The ZR-V is a practical, well outfitted SUV (in terms of both quality and spec) that’s just easy to live with. The hybrid unit does a good job of balancing power, refinement and frugality.

Read the full review of the Honda ZR-V Sport hybrid on Autocar.

View listings on Trade Me Motors: Honda ZR-V Sport hybrid for sale

Suzuki S-Cross Hybrid

Suzuki S-Cross Hybrid

This one for those that might struggle with the increasingly digital aspect of modern cars. It’s refreshingly simple to operate, while the mild hybrid powertrain eases fuel consumption and aids drivability with a boost to low end torque production. 

The S-Cross uses a 1.4-litre turbo (95kW/235Nm) driving through a six-speed auto and it has a 48v integrated starter generator (ISG) that adds 10kW and 50Nm to the bottom line, giving it a boost off the mark while the turbo ramps up. It performs reasonably well too and will sip fuel at an agreeable rate, our weekend average of 6.1L/100km not far from its quoted average.

The handling is more than adequate but it is the quiet, refined ride that stands out in this vehicle.

The S-Cross was renewed last year, sporting a flasher look than its predecessor, though the interior isn’t quite as fresh, and hard plastics dominate the dash and doors.

As a compact crossover, it is one of the larger ones available and entry and exit is easy, passenger space in the rear good. Luggage capacity is 440L, and with 1320mm of gear space between the rear wheel arches, golfers can fit a bag in crossways.

The JLX S-Cross hybrid comes with keyless entry and start, adaptive cruise control, partial leather trim, seat heating, a nine-inch infotainment screen, wireless phone connectivity, a 360 degree camera, and digital speed readout. Safety items run to lane departure warning and prevention, RCTA, BSM, and seven airbags.

Click to read the full S-Cross review on Autocar.

View listings on Trade Me Motors: Suzuki S-Cross hybrid for sale

Mazda CX-60 PHEV

Mazda CX-60 PHEV

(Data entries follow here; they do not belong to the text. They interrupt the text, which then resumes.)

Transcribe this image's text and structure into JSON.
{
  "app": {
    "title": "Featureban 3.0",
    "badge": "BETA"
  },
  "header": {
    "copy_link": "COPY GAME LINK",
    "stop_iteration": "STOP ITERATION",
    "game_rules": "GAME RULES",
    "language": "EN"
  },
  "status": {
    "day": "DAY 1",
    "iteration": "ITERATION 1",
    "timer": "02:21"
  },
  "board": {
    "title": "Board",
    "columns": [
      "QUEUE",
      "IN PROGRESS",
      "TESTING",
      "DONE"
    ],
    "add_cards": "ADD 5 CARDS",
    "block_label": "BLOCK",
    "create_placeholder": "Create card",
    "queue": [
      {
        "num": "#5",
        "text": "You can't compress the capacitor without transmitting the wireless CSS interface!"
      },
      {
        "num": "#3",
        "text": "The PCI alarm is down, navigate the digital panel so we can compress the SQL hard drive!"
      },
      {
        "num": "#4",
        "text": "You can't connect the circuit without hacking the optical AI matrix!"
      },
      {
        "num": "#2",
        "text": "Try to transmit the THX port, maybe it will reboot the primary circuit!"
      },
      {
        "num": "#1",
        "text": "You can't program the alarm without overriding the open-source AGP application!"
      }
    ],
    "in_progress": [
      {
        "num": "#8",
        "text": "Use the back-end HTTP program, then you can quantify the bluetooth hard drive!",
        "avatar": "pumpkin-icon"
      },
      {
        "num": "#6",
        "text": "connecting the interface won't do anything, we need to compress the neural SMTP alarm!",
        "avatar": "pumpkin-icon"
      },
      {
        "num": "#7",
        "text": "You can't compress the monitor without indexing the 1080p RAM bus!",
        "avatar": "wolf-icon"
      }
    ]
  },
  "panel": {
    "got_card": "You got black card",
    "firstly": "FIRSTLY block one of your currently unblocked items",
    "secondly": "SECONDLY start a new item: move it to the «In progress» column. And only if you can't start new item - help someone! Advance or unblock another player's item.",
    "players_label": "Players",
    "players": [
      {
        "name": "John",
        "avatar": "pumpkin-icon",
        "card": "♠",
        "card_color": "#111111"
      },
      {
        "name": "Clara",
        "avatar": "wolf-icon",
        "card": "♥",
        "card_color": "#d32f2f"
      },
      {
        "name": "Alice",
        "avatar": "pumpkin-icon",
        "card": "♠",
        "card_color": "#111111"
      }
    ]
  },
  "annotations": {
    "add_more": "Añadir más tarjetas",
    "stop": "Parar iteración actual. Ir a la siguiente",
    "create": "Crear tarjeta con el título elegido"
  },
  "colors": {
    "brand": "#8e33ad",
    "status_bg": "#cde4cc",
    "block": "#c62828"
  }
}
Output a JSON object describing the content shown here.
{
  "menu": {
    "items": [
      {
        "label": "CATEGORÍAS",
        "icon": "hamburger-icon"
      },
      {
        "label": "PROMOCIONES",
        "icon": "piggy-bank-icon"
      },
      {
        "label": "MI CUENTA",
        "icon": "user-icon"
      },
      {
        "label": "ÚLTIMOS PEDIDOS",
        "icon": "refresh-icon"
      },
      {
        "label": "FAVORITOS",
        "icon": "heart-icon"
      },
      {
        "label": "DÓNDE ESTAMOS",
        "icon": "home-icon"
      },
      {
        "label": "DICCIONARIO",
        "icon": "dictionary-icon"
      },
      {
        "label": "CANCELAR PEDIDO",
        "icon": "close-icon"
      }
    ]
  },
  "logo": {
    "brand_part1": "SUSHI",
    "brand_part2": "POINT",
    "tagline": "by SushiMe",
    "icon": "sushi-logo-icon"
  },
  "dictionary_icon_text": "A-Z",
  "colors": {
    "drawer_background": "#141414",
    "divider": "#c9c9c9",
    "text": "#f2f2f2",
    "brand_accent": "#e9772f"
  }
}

The Mazda CX-60 plug-in hybrid presents a convincing alternative to some premium contenders. This big new crossover uses a 2.5-litre inline four mated with an electric motor (129kW/217Nm) drawing power from a 17.8kWh battery. It has a system total of 241kW and 500Nm. What’s of more interest really though is that the PHEV can do up to 63km running on electric power alone.

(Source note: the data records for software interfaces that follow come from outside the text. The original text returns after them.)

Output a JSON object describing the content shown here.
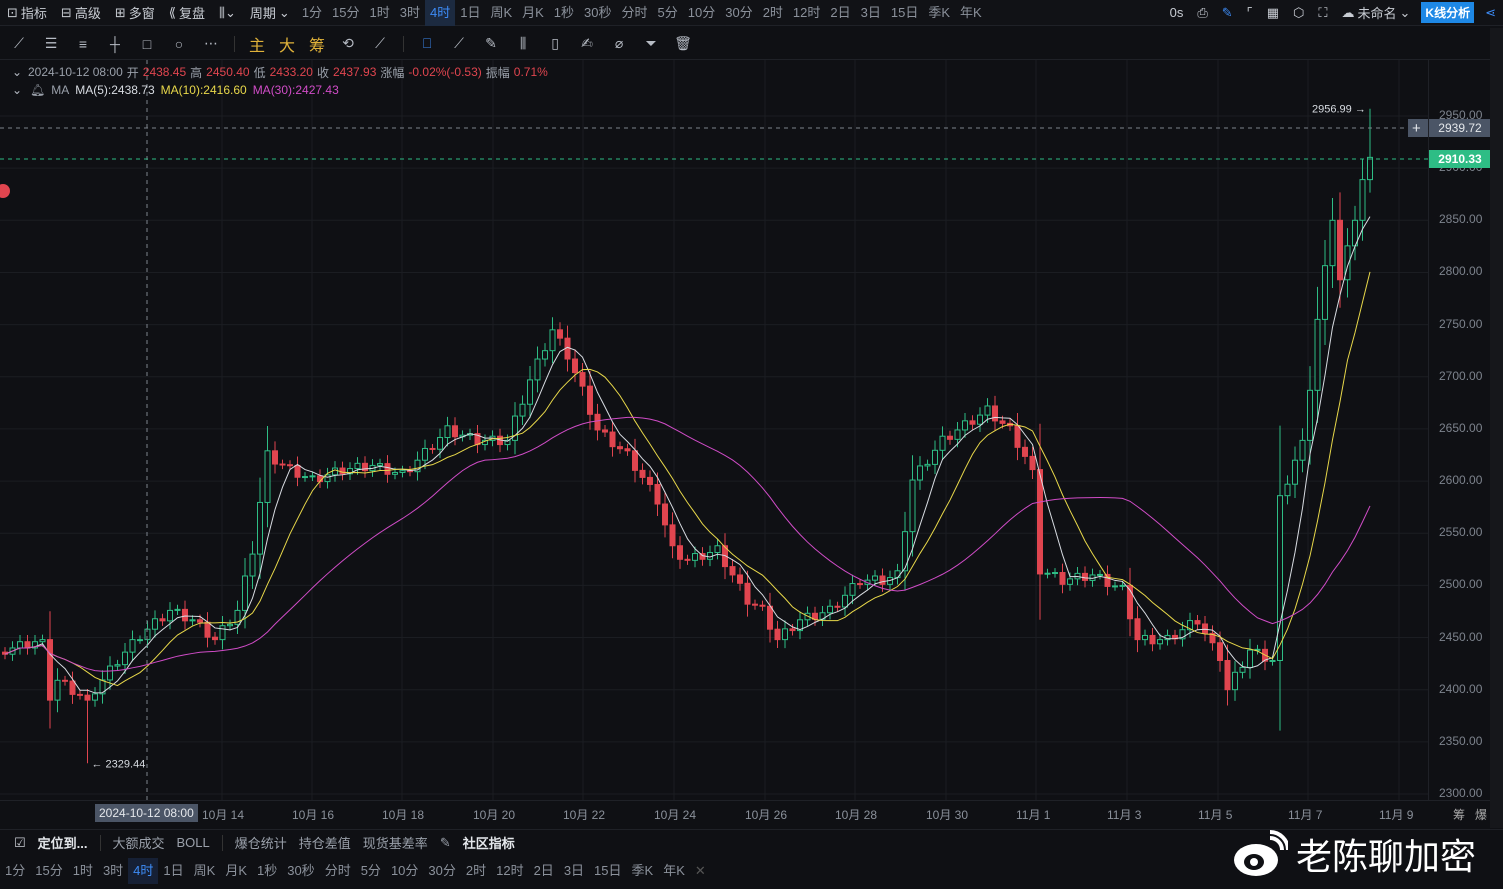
{
  "topbar": {
    "items": [
      "指标",
      "高级",
      "多窗",
      "复盘"
    ],
    "period": "周期",
    "timeframes": [
      "1分",
      "15分",
      "1时",
      "3时",
      "4时",
      "1日",
      "周K",
      "月K",
      "1秒",
      "30秒",
      "分时",
      "5分",
      "10分",
      "30分",
      "2时",
      "12时",
      "2日",
      "3日",
      "15日",
      "季K",
      "年K"
    ],
    "active": "4时",
    "timer": "0s",
    "layout_name": "未命名",
    "analysis_btn": "K线分析"
  },
  "drawbar": {
    "labels": [
      "主",
      "大",
      "筹"
    ]
  },
  "info": {
    "date": "2024-10-12 08:00",
    "open_l": "开",
    "open": "2438.45",
    "high_l": "高",
    "high": "2450.40",
    "low_l": "低",
    "low": "2433.20",
    "close_l": "收",
    "close": "2437.93",
    "chg_l": "涨幅",
    "chg": "-0.02%(-0.53)",
    "amp_l": "振幅",
    "amp": "0.71%"
  },
  "ma": {
    "label": "MA",
    "ma5": "MA(5):2438.73",
    "ma10": "MA(10):2416.60",
    "ma30": "MA(30):2427.43"
  },
  "price_axis": {
    "ticks": [
      "2950.00",
      "2900.00",
      "2850.00",
      "2800.00",
      "2750.00",
      "2700.00",
      "2650.00",
      "2600.00",
      "2550.00",
      "2500.00",
      "2450.00",
      "2400.00",
      "2350.00",
      "2300.00"
    ],
    "crosshair": "2939.72",
    "last": "2910.33"
  },
  "date_axis": {
    "crosshair": "2024-10-12 08:00",
    "labels": [
      "10月 14",
      "10月 16",
      "10月 18",
      "10月 20",
      "10月 22",
      "10月 24",
      "10月 26",
      "10月 28",
      "10月 30",
      "11月 1",
      "11月 3",
      "11月 5",
      "11月 7",
      "11月 9"
    ],
    "right": [
      "筹",
      "爆"
    ]
  },
  "indicator_bar": {
    "locate": "定位到...",
    "items": [
      "大额成交",
      "BOLL",
      "爆仓统计",
      "持仓差值",
      "现货基差率"
    ],
    "community": "社区指标"
  },
  "bottom_tf": {
    "items": [
      "1分",
      "15分",
      "1时",
      "3时",
      "4时",
      "1日",
      "周K",
      "月K",
      "1秒",
      "30秒",
      "分时",
      "5分",
      "10分",
      "30分",
      "2时",
      "12时",
      "2日",
      "3日",
      "15日",
      "季K",
      "年K"
    ],
    "active": "4时",
    "close": "✕"
  },
  "watermark": "老陈聊加密",
  "colors": {
    "up": "#2ebd85",
    "down": "#e0454f",
    "ma5": "#d8dce2",
    "ma10": "#e8d84a",
    "ma30": "#d04cc7",
    "accent": "#1e88e5"
  },
  "chart_data": {
    "type": "candlestick",
    "interval": "4h",
    "title": "",
    "ylim": [
      2300,
      2950
    ],
    "close_keypoints": [
      [
        0,
        2438
      ],
      [
        5,
        2448
      ],
      [
        6,
        2390
      ],
      [
        7,
        2409
      ],
      [
        11,
        2390
      ],
      [
        12,
        2400
      ],
      [
        15,
        2428
      ],
      [
        18,
        2452
      ],
      [
        22,
        2476
      ],
      [
        25,
        2467
      ],
      [
        28,
        2448
      ],
      [
        31,
        2476
      ],
      [
        33,
        2534
      ],
      [
        35,
        2625
      ],
      [
        38,
        2611
      ],
      [
        41,
        2601
      ],
      [
        45,
        2611
      ],
      [
        49,
        2615
      ],
      [
        53,
        2606
      ],
      [
        55,
        2620
      ],
      [
        59,
        2649
      ],
      [
        63,
        2639
      ],
      [
        67,
        2639
      ],
      [
        70,
        2697
      ],
      [
        73,
        2745
      ],
      [
        75,
        2721
      ],
      [
        77,
        2687
      ],
      [
        79,
        2649
      ],
      [
        83,
        2625
      ],
      [
        87,
        2582
      ],
      [
        89,
        2534
      ],
      [
        91,
        2524
      ],
      [
        95,
        2534
      ],
      [
        99,
        2486
      ],
      [
        101,
        2476
      ],
      [
        103,
        2448
      ],
      [
        106,
        2467
      ],
      [
        110,
        2476
      ],
      [
        114,
        2505
      ],
      [
        117,
        2505
      ],
      [
        119,
        2510
      ],
      [
        121,
        2601
      ],
      [
        125,
        2639
      ],
      [
        127,
        2649
      ],
      [
        131,
        2668
      ],
      [
        134,
        2649
      ],
      [
        137,
        2611
      ],
      [
        138,
        2515
      ],
      [
        141,
        2505
      ],
      [
        145,
        2510
      ],
      [
        149,
        2496
      ],
      [
        151,
        2448
      ],
      [
        155,
        2448
      ],
      [
        159,
        2467
      ],
      [
        162,
        2428
      ],
      [
        163,
        2400
      ],
      [
        166,
        2438
      ],
      [
        169,
        2428
      ],
      [
        170,
        2582
      ],
      [
        173,
        2639
      ],
      [
        174,
        2687
      ],
      [
        175,
        2755
      ],
      [
        177,
        2850
      ],
      [
        178,
        2793
      ],
      [
        180,
        2850
      ],
      [
        181,
        2889
      ],
      [
        182,
        2910.33
      ]
    ],
    "annotations": {
      "max": "2956.99",
      "min": "2329.44"
    },
    "max_index": 182,
    "min_index": 11,
    "ma_periods": [
      5,
      10,
      30
    ]
  }
}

Its overall combined fuel use figure is 2.3L/100km. We did an overnight top up (which one should always do with a PHEV to make best use of its zero-emissions technology) and had 50km of range showing. It actually did over 50km before the battery was exhausted. 

The interior is appealing, finished in plush black leather with lots of quality soft touch plastics. In the back it’s also comfy, with heated leather seats and a couple of USB-C connectors for device charging. There’s good all-round room here. Head round the back and a gesture controlled power tailgate gets you into a well shaped stowage area totalling 470-1150L. And it has about every safety item you could think of. As part proof, this has a five-star ANCAP rating. 

With pricing between $79k-$90k, the CX-60 sits in the middle ground of available plug-in SUVs. There are cheaper options like the MG HS for as little as $50k, while the Outlander range spans $63k-$80k. CX-60 is however a more premium offering than those. It undercuts Santa Fe PHEV too while Sorento PHEV is a similar price. Otherwise you need to spend in the region of $110k-$115k for more comparable Euros like the Audi Q5, X3 and GLC.

Read the full Mazda CX-60 hybrid review on Autocar.

View listings on Trade Me Motors: Mazda CX-60 hybrid for sale


Kyle Cassidy
Kyle Cassidy
Editor NZ Autocar magazine - autocar.co.nz

Kyle has been reviewing cars since starting at NZ Autocar magazine in 2003 and has been editor since 2009. In that time he’s become an expert on what makes for a good vehicle while also gaining insights into the local automotive industry.